What is clear is that there has been little thought and even less planning
with regard to sufficient primary care workforce.

Rapid increases in the cost of training make these even more challenging. Also primary care delivery capacity per graduate is likely to decrease with quality focus or collaborative care emphasis – models that result in lower volume per primary care graduate. Departures of primary care workforce to urgent, emergent, hospital, and subspecialty workforce will also result in fewer Standard Primary Care Years per graduate. New workforce is created each few years that steals from primary care. Historically this has included emergency medicine, geriatrics, sports medicine, and hospitalists. Resident work hours restrictions alone converted tens of thousands of NPs and PAs away from primary care.

The United States has actually avoided expanding the most permanent primary care source for over 30 years. It has chosen to expand the sources least likely to remain in primary care. These have not been SMART choices specific to primary care and indicate choices made for other reasons – including non-primary care workforce, academic interests, and teaching hospitals.

Longer training also defeats primary care workforce. Each additional year of training results in 3 - 4% less workforce yield - resulting in even more graduates required to reach sufficient workforce. Two more years required for nurse practitioner doctorates in all nurse practitioner graduates in 2015 will result in an 8 - 10% loss of NP workforce and will substantially raise the cost of training.

The consequence of increased cost of training with less workforce result
has not even been recognized
as yet another move in the opposite direction from sufficient primary care.

Family medicine and other sources remaining in family practice have demonstrated consistent distribution to the elderly, poor, near poor, CHC, rural, and underserved populations as well as 53% found in 30,000 zip codes with 65% of the US population most left behind in health access. Expansions involving IM, PD, most nurse practitioners and most physician assistants are expansions of graduate types known to fail in distribution. This is also why hybrids or combinations of primary care are a bad idea.

Better than family medicine is required for efficient and effective primary care recovery using SMART principles, but family medicine is a starting point.
HRSA Nursing Reports for 2004 and 2008 were used for NP data as well as Advance for NP and PA. AAPA data was used for PAs. HRSA 2008 Physician Projections were used for sufficient primary care. Other references came from the Standard Primary Care Year literature, Ferrer, Mold, and Rosenblatt.

Robert C. Bowman, M.D.  Basic Health Access Web   Basic Health Access Blog

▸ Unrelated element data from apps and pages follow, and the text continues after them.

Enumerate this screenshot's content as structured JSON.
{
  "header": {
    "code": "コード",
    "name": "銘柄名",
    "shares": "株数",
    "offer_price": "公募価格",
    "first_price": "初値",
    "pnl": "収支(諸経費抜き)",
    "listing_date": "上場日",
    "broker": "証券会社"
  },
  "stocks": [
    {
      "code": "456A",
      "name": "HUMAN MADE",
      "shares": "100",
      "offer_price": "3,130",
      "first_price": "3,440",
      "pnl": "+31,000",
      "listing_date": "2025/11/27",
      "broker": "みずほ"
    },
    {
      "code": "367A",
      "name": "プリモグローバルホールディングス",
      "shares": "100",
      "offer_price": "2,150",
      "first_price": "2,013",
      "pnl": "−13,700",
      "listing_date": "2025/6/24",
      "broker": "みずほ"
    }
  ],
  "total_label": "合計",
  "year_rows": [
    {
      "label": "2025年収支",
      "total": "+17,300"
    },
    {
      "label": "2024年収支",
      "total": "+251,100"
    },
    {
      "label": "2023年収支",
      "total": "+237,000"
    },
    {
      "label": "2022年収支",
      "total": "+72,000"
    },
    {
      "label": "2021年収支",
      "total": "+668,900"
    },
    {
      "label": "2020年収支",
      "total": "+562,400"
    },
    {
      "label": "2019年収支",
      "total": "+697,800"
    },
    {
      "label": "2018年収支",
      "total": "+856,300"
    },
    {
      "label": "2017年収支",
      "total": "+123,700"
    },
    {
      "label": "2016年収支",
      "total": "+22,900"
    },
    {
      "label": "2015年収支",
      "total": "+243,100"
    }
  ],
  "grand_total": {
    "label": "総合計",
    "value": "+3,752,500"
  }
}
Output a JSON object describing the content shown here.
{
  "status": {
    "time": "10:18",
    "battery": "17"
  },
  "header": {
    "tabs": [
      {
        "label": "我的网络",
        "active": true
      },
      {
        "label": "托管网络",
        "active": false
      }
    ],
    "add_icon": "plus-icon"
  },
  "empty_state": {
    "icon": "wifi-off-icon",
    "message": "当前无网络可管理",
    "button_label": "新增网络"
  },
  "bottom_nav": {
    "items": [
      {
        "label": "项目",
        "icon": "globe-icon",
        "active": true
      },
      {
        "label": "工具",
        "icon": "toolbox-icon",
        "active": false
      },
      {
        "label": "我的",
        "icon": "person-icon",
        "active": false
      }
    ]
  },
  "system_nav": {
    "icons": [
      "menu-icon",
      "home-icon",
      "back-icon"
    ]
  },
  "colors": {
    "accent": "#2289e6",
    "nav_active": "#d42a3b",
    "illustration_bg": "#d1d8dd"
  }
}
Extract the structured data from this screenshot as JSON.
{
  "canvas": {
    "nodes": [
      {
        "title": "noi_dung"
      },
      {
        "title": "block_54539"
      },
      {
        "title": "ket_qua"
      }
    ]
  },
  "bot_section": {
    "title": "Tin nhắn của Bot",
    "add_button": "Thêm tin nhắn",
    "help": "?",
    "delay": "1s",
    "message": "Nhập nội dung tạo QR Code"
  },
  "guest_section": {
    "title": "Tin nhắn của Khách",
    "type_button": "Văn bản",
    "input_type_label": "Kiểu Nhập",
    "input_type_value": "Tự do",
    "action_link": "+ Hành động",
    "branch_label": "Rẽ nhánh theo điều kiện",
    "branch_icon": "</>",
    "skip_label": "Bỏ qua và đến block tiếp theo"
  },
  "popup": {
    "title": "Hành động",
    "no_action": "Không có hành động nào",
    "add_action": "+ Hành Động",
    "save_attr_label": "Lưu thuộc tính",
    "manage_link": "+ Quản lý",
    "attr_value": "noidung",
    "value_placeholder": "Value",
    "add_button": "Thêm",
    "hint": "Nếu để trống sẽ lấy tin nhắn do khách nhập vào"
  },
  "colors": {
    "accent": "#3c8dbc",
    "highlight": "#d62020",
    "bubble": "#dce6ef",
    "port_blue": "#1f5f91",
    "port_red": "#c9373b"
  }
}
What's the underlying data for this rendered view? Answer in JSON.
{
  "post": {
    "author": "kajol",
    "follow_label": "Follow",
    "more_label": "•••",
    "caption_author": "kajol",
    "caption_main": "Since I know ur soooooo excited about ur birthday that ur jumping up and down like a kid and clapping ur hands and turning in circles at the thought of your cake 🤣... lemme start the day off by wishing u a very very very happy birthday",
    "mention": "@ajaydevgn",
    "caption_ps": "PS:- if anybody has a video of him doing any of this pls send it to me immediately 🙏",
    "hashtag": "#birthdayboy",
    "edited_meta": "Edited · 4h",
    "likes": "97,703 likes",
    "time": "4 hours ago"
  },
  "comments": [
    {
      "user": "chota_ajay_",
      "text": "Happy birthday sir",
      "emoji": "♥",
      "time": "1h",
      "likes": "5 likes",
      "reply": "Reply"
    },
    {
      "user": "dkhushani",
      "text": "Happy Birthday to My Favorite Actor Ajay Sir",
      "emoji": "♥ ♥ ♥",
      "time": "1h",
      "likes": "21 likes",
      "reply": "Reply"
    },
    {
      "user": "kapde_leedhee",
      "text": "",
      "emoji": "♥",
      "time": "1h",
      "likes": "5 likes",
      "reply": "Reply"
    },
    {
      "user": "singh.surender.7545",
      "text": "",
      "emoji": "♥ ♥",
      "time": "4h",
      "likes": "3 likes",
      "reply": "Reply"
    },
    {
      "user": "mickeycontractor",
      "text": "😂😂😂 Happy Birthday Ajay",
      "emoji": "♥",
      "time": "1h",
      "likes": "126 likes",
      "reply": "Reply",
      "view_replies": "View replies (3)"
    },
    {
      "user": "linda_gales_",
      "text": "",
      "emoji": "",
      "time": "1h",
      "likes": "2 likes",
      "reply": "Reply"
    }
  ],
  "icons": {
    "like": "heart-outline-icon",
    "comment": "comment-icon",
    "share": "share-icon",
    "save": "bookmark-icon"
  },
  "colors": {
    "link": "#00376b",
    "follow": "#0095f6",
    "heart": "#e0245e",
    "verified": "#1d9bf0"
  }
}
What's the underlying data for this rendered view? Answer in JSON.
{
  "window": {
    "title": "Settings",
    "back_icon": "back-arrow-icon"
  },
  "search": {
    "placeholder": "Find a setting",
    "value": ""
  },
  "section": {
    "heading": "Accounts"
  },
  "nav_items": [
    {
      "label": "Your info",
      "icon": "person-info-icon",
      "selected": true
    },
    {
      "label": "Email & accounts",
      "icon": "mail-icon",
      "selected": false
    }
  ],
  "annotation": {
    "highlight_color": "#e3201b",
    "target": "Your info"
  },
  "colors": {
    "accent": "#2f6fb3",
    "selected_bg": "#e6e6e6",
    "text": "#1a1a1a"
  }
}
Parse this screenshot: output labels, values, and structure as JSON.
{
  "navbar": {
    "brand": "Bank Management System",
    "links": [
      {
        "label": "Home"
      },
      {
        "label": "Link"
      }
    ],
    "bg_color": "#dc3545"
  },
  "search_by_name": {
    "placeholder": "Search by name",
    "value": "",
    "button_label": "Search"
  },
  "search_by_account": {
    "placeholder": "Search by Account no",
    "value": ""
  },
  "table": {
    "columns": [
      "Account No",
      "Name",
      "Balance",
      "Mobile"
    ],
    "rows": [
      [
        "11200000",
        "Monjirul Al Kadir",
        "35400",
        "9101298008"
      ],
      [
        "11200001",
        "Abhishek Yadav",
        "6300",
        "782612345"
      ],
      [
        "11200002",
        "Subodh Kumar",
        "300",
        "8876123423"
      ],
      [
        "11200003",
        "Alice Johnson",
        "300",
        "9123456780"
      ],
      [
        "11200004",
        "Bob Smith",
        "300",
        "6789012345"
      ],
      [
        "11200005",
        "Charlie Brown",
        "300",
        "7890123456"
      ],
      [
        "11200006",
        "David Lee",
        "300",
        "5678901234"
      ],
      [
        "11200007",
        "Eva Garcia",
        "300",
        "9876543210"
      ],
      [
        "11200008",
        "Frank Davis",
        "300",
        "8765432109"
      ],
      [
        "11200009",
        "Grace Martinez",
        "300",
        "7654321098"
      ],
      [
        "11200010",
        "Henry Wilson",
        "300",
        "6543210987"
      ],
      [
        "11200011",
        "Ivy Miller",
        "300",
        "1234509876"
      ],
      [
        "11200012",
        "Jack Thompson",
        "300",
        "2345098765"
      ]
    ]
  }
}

SMART basic health access - Specific, Measurable, Achievable, Realistic, Timely


Dr. Bowman is the North American Co-Editor of Rural and Remote Health and a Professor in Family Medicine at A T Still University School of Osteopathic Medicine. He was the founding chair of the Rural Medical Educators Group of the National Rural Health Association, he was the long term chair of the STFM Group on Rural Health, he is the founding director of Priority Infrastructure at http://www.infrastructureamerica.org/ and he is the author of the World of Rural Medical Education, and Physician Workforce Studies

Comments

Popular posts from this blog

Ending the Disruption of Pay for Performance

Start with CHIP to Return to Sanity

Does Academia Compromise Health Care for Most Americans?